**Assigned task**
Reading the listing below, count the lines that contain the word "JSON" and give that count alone.

** Opening Listed records block **

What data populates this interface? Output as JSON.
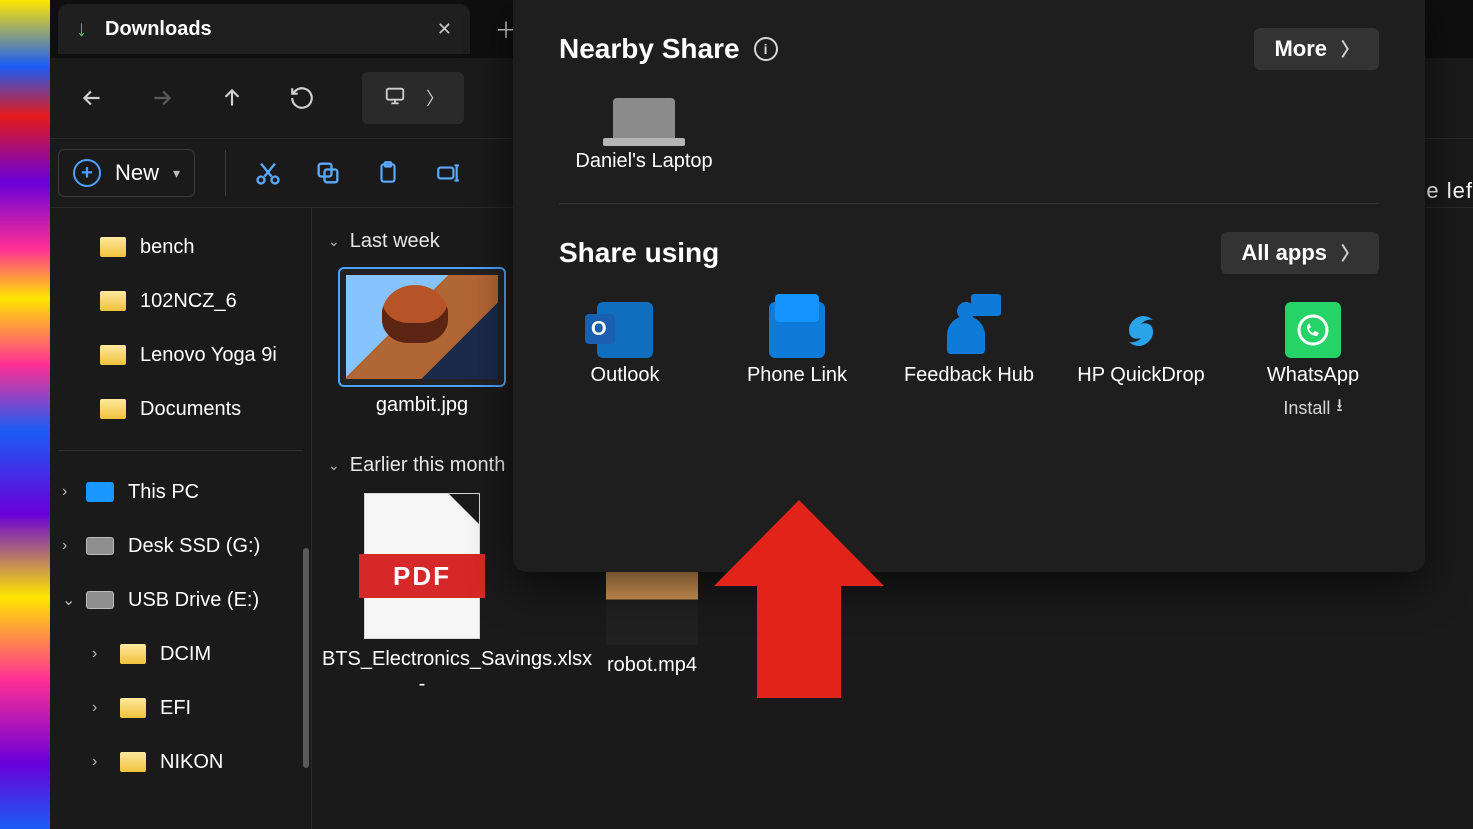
{
  "tab": {
    "title": "Downloads"
  },
  "toolbar": {
    "new_label": "New"
  },
  "sidebar": {
    "top_folders": [
      "bench",
      "102NCZ_6",
      "Lenovo Yoga 9i",
      "Documents"
    ],
    "drives": [
      {
        "label": "This PC",
        "kind": "pc",
        "expanded": false
      },
      {
        "label": "Desk SSD (G:)",
        "kind": "drive",
        "expanded": false
      },
      {
        "label": "USB Drive (E:)",
        "kind": "drive",
        "expanded": true,
        "children": [
          "DCIM",
          "EFI",
          "NIKON"
        ]
      }
    ]
  },
  "content": {
    "groups": [
      {
        "header": "Last week",
        "items": [
          {
            "label": "gambit.jpg",
            "kind": "image1",
            "selected": true
          }
        ]
      },
      {
        "header": "Earlier this month",
        "items": [
          {
            "label": "BTS_Electronics_Savings.xlsx -",
            "kind": "pdf"
          },
          {
            "label": "robot.mp4",
            "kind": "image2"
          }
        ]
      }
    ]
  },
  "share": {
    "nearby_title": "Nearby Share",
    "more_label": "More",
    "device_name": "Daniel's Laptop",
    "share_using_title": "Share using",
    "all_apps_label": "All apps",
    "apps": [
      {
        "label": "Outlook",
        "icon": "outlook"
      },
      {
        "label": "Phone Link",
        "icon": "phone"
      },
      {
        "label": "Feedback Hub",
        "icon": "feedback"
      },
      {
        "label": "HP QuickDrop",
        "icon": "hp"
      },
      {
        "label": "WhatsApp",
        "icon": "whatsapp",
        "sub": "Install"
      }
    ]
  },
  "pdf_band": "PDF",
  "edge_text": "e lef"
}
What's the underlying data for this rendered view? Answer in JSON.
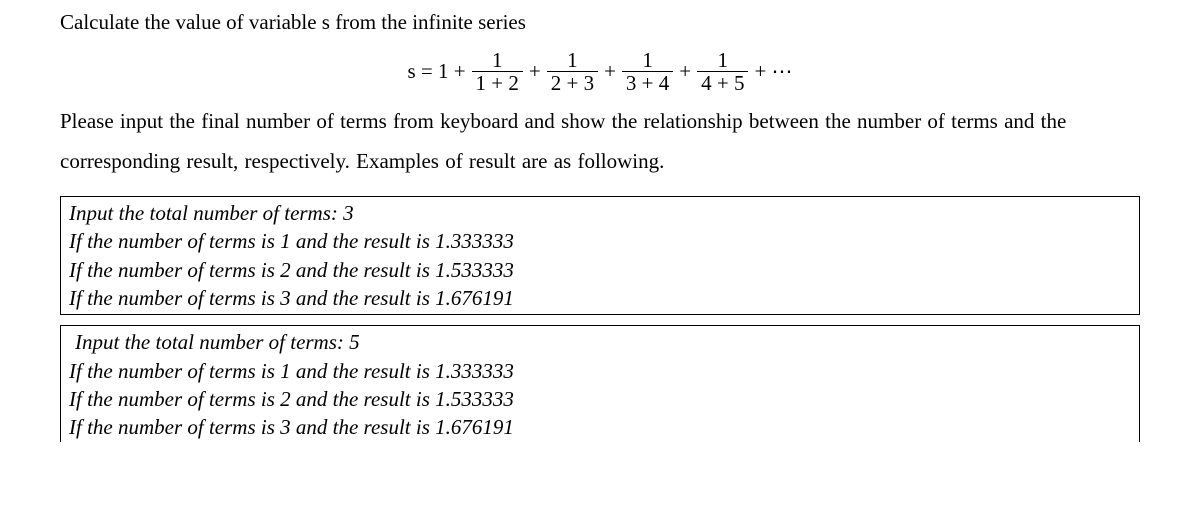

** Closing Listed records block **

**The answer**
2